I can’t picture this man drinking from a straw, or wrapping a present, or repotting a plant. I can’t imagine him looking at the lines in my hand and comparing them to his own, wondering if they overlap and if they do will they click to key so we can both remap. I can’t imagine him having questions for the pharmacist, asking for more foam on his latte, coloring as a way to relax.
He probably can’t imagine me at all.
Teenagers travel in packs, wearing insides out, congested with canned laughter. Heart shapes drawn on cheeks and decorating tights and desperation, while others announcing the discomforts of business casual balance tupperware containers emptied of sugary treats a little too close to my head.
Valentine’s Day helps women hate each other. Velour balloons announce confections and give my face another something to dodge. Fat wads of fast dying flowers peek out of backpacks and wink at the downcast face of the sour-anointed someone who might just fatten her social network with ruminations on being alone. She adjusts hairclips cast as flowers that resemble stars. If such devices were used to puncture, she’d be left with wind spun hair.
Evidence that meth remains a problem despite the state-wide ban on effective allergy medication locks us all in place. It reeks of impatience and is sponsored by Apple. Some fucking fuck filled rant about whether or not a transfer is still valid, yells to move back move back, the snap of a plastic container being pried apart for a taste of cake and a guilty grin. Unwashed hair in front of me. Bleached hair beside me. All of us are itchy.

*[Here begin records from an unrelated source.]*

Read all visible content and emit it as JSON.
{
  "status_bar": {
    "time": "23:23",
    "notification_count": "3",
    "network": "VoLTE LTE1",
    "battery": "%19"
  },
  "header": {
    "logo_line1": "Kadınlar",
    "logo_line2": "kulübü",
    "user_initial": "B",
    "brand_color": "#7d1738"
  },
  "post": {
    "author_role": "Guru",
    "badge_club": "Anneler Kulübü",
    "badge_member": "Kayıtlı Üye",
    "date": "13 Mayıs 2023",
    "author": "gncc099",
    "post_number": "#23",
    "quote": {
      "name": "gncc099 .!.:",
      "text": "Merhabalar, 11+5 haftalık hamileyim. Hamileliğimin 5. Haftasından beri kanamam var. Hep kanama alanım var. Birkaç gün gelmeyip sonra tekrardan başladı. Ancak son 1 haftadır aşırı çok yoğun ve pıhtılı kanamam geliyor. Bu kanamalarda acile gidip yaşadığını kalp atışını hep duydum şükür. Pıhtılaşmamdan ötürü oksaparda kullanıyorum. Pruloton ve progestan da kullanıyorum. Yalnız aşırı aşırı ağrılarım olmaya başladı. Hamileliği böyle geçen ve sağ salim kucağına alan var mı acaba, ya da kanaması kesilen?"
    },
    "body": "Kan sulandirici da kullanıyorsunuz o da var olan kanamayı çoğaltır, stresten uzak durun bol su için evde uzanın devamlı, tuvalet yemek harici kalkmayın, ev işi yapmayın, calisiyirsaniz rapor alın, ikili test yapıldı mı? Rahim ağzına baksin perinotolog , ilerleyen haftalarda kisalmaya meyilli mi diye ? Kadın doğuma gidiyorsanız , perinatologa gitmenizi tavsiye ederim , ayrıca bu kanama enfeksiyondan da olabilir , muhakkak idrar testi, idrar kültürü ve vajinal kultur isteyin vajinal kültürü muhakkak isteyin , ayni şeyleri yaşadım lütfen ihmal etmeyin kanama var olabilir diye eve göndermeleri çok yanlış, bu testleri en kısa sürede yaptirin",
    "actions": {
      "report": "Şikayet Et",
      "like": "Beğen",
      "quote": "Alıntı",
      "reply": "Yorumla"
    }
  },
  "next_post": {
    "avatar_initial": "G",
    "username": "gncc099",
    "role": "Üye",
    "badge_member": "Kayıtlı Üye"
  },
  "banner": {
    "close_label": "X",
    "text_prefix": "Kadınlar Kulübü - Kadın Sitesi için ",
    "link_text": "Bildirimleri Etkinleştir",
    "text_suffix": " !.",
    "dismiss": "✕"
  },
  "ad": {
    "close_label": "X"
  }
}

We pass strippers arranging themselves outside of clubs to smile at those looking for love. The unmarked graves of Chinese men and women who built this city in secret. Two elderly women with careful grey curls, holding a soup bowl between them. A pack of people dressed as sharks with paper hearts glued all over their bodies, twirling red gift bags and giggling. A sign that reads: “The really dangerous power lines don’t spark or slither. They just lay there.”
Arms arranged in triangles clutch poles and trap sounds. A single seat remains unclaimed, no matter the claustrophobia of passengers. Wrist tattoos drawn with hands sloppy or steady snake away from skin. Me, hoping to claim them. Me, slapped alive by earphones gone wild, the mortified wielder of the whip apologizing more and more. A pant leg hides something yellow. A sneak at something pink. Four rolling can of ceremony.
My stomach is in my hands.